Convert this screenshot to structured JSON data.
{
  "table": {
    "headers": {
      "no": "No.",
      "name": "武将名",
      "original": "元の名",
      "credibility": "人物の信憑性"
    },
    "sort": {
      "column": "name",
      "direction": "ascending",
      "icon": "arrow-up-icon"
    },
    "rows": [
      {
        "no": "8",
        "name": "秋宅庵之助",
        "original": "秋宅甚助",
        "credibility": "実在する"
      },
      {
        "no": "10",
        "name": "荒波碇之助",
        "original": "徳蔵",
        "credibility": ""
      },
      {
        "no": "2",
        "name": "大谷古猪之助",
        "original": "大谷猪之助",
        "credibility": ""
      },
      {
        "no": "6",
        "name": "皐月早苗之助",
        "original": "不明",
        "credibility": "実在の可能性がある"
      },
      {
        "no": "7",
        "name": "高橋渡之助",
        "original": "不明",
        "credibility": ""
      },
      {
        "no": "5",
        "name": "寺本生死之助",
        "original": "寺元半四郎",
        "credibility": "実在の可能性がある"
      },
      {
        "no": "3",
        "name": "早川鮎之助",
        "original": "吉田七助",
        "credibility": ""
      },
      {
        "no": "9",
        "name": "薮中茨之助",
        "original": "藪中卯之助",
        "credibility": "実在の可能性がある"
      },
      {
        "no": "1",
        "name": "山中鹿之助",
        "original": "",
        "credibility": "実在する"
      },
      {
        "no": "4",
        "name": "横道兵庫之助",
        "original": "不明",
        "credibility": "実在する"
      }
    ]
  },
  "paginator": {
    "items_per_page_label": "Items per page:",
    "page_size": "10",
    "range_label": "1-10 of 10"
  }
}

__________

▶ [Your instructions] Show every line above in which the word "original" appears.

▶ [Your response]
      "original": "元の名",
        "original": "秋宅甚助",
        "original": "徳蔵",
        "original": "大谷猪之助",
        "original": "不明",
        "original": "不明",
        "original": "寺元半四郎",
        "original": "吉田七助",
        "original": "藪中卯之助",
        "original": "",
        "original": "不明",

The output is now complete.